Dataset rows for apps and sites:
· · ·

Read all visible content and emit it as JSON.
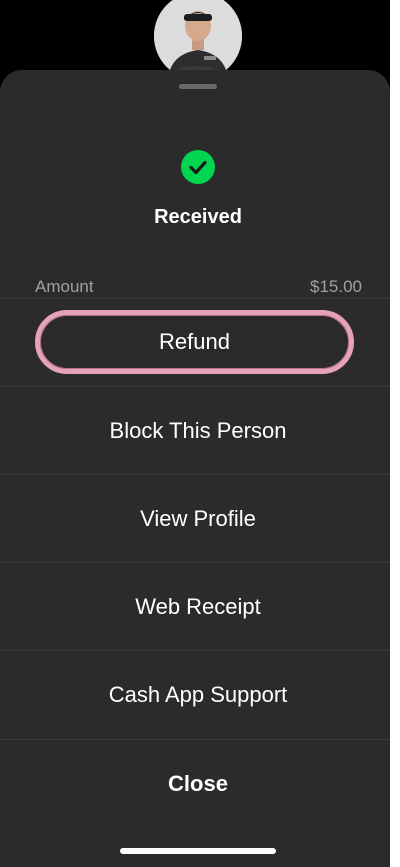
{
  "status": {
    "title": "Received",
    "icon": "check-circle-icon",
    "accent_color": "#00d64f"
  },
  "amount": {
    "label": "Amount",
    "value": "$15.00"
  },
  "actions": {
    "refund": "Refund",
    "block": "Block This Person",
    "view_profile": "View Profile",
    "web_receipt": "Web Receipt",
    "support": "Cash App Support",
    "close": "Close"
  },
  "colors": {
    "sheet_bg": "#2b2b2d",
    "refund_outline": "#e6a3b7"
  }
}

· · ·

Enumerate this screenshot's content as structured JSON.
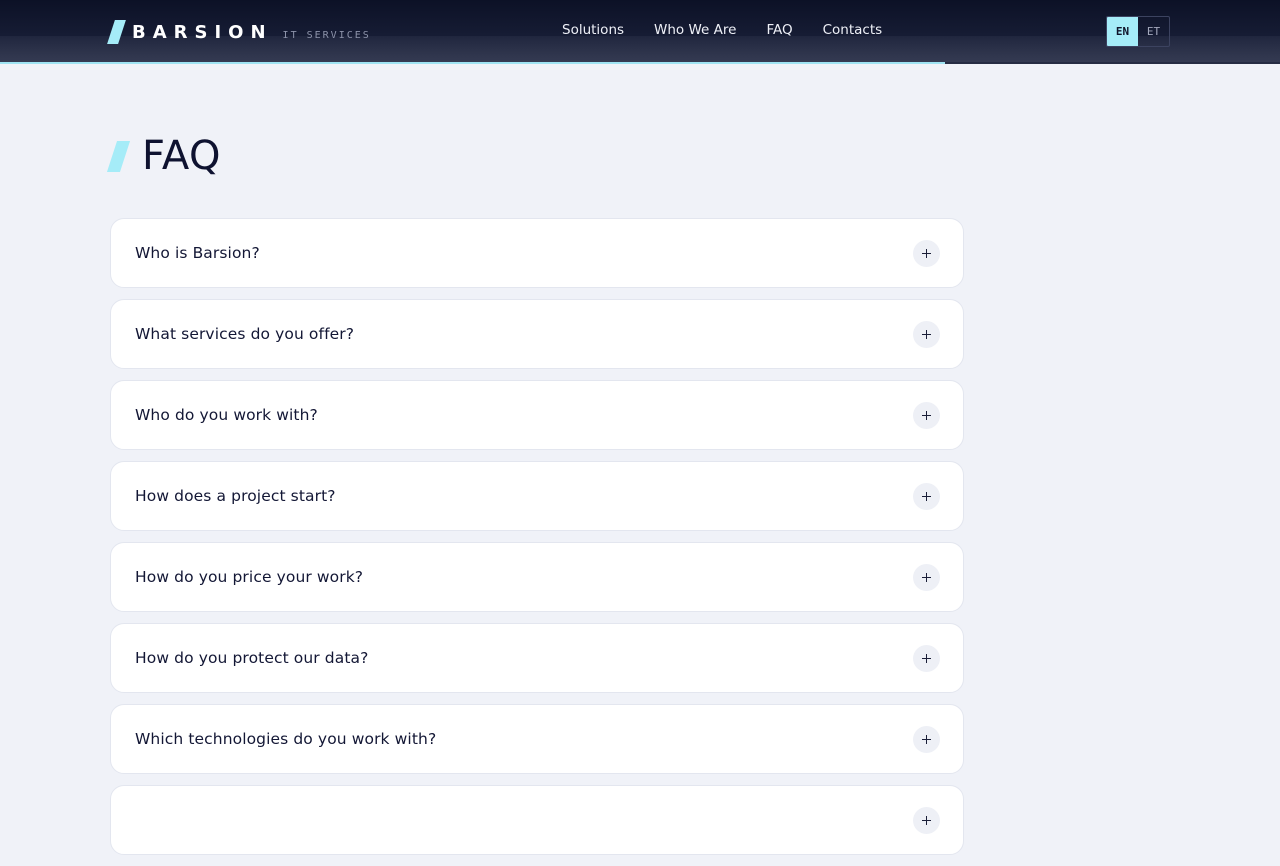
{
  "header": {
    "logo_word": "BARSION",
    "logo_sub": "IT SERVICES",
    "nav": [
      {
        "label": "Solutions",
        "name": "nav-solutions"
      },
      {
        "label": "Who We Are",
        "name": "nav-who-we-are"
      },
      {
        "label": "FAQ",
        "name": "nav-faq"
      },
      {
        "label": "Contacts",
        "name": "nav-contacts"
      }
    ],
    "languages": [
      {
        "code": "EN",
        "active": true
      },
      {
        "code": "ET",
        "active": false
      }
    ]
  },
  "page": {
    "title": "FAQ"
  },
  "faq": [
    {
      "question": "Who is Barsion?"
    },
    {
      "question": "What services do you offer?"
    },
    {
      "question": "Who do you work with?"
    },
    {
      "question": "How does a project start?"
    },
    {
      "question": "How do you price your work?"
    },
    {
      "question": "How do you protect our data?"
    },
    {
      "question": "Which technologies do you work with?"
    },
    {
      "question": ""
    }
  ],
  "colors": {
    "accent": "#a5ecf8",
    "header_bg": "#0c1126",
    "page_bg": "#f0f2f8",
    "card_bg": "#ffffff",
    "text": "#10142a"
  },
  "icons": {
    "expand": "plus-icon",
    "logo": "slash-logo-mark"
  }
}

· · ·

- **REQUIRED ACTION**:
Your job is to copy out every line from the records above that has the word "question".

- **OUTPUT FOR THIS EXERCISE**:
      "question": "Who is Barsion?"
      "question": "What services do you offer?"
      "question": "Who do you work with?"
      "question": "How does a project start?"
      "question": "How do you price your work?"
      "question": "How do you protect our data?"
      "question": "Which technologies do you work with?"
      "question": ""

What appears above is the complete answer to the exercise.